START Provided records

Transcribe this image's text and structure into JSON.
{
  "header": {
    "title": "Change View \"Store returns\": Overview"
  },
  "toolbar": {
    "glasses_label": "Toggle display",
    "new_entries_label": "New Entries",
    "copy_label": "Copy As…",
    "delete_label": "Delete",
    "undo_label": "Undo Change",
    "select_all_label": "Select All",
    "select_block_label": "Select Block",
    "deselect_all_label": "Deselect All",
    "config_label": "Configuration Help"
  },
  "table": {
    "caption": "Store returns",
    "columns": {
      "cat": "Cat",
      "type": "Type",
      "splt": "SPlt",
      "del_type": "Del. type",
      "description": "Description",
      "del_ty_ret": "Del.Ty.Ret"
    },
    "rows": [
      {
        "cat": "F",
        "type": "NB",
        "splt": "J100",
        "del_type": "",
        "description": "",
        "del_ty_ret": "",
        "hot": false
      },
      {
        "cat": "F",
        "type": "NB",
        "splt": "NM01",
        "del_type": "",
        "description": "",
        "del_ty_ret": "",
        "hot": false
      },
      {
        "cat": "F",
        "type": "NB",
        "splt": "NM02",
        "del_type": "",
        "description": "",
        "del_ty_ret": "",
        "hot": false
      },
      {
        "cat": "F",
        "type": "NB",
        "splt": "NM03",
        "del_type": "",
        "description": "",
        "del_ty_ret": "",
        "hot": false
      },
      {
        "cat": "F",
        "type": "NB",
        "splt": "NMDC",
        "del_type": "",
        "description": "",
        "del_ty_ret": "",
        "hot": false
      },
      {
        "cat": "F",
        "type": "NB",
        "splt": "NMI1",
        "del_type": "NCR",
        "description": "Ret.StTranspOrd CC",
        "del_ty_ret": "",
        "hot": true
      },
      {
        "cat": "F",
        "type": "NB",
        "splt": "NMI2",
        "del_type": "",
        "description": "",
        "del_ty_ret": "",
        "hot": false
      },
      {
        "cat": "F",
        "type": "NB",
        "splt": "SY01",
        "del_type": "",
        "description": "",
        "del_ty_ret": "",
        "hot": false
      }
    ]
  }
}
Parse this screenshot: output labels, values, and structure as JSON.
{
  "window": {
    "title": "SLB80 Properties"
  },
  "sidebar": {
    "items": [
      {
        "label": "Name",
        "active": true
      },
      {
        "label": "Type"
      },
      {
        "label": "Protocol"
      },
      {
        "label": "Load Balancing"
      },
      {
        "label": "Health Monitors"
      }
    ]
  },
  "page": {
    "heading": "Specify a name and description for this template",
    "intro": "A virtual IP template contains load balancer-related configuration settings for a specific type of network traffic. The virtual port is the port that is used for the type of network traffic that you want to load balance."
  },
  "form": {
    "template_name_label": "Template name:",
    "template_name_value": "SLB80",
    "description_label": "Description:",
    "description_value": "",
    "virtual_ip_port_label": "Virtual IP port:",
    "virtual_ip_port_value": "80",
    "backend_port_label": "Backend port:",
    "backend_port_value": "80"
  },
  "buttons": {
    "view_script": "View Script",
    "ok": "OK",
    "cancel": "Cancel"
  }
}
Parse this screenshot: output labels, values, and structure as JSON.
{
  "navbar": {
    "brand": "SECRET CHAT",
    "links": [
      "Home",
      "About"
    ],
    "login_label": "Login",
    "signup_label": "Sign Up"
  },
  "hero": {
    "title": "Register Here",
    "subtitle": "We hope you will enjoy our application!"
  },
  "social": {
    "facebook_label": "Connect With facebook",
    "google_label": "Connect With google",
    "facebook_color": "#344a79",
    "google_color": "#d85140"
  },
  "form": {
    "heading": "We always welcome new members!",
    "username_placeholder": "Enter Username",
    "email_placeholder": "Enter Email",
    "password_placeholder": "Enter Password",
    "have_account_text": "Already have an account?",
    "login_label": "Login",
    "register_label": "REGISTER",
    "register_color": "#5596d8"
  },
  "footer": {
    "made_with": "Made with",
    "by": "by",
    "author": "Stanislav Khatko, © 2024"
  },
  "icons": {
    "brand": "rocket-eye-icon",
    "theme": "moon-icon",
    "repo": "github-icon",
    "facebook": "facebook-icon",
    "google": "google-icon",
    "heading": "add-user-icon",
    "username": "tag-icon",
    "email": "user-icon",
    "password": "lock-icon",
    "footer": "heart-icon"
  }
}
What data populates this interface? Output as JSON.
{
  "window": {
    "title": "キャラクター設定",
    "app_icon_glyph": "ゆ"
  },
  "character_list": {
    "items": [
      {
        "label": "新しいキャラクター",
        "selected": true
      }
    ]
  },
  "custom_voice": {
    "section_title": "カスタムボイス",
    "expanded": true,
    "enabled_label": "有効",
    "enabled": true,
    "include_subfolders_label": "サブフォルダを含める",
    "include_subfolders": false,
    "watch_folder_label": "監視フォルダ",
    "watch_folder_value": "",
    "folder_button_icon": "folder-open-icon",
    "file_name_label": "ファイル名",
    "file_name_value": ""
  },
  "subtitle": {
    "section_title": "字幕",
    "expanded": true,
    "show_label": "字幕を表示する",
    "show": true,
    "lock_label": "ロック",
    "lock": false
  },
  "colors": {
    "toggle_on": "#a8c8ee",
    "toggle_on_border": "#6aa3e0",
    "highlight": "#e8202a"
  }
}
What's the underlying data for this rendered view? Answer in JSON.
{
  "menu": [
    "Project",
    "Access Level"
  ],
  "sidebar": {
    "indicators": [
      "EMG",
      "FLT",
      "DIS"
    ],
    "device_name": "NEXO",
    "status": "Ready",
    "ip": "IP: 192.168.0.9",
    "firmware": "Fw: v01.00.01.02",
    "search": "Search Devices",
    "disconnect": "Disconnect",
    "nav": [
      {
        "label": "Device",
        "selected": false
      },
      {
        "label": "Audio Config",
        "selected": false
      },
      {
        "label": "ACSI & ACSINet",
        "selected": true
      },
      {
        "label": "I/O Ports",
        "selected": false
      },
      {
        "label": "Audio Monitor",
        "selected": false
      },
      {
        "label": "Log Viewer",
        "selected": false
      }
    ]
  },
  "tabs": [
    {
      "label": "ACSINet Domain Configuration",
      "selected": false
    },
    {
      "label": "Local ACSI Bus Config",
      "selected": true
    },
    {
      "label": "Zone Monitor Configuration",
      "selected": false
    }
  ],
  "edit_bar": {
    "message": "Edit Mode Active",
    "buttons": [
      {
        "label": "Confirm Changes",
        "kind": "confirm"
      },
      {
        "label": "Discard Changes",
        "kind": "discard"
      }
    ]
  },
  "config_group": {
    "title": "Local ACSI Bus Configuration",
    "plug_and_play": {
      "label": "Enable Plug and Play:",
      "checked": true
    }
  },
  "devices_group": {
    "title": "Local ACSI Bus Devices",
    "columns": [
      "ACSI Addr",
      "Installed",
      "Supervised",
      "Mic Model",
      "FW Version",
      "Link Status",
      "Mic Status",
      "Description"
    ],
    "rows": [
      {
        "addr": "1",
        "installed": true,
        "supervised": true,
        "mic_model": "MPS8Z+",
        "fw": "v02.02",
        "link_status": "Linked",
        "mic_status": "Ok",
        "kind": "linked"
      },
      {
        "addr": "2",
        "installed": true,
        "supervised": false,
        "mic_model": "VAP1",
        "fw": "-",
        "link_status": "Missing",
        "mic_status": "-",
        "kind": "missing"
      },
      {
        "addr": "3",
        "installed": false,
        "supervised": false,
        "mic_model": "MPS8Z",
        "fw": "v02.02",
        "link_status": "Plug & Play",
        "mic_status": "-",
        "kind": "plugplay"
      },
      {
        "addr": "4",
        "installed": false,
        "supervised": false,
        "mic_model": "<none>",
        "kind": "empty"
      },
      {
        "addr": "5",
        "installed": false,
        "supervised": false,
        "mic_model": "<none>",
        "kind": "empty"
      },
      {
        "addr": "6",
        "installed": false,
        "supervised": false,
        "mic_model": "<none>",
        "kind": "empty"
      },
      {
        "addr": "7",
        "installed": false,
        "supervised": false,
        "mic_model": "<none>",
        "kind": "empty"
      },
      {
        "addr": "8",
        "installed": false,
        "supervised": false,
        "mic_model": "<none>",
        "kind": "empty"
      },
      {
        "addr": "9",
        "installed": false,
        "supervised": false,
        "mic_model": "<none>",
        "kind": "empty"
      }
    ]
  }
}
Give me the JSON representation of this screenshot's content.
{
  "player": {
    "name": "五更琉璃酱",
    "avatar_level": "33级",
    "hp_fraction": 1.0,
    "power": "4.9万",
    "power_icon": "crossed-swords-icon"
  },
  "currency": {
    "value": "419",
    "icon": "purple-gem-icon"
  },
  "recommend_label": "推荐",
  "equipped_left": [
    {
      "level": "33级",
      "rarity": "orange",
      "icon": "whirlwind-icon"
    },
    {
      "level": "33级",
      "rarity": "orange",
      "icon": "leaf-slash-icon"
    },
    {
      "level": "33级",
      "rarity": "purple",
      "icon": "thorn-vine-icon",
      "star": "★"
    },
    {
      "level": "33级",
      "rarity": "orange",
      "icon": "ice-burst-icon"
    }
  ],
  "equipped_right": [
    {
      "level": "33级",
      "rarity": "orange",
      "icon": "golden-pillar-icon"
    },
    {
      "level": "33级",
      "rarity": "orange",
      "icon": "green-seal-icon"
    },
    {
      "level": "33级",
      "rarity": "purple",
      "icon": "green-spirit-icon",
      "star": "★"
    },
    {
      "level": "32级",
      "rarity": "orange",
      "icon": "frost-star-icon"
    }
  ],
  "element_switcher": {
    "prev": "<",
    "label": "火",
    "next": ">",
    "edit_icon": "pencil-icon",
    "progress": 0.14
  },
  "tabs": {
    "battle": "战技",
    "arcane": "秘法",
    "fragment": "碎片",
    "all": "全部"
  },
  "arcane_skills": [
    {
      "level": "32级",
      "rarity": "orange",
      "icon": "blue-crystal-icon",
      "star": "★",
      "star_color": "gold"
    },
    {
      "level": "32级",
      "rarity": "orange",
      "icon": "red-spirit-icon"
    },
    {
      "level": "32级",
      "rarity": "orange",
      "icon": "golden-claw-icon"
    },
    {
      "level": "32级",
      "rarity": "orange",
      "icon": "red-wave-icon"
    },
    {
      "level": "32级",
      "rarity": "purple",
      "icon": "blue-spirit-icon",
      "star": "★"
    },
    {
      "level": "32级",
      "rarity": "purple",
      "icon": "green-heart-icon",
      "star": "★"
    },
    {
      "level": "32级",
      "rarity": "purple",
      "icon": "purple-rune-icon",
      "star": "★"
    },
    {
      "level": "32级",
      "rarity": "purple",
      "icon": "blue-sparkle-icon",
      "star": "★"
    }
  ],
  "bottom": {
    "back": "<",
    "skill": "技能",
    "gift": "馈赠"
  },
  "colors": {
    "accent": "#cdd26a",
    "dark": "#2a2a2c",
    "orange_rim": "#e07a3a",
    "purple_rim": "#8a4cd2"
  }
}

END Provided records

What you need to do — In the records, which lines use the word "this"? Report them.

Answer space —
Transcribe this image's text and structure into JSON.
Parse this screenshot: output labels, values, and structure as JSON.
    "heading": "Specify a name and description for this template",
Parse this screenshot: output labels, values, and structure as JSON.
What data populates this interface? Output as JSON.
What's the underlying data for this rendered view? Answer in JSON.
Give me the JSON representation of this screenshot's content.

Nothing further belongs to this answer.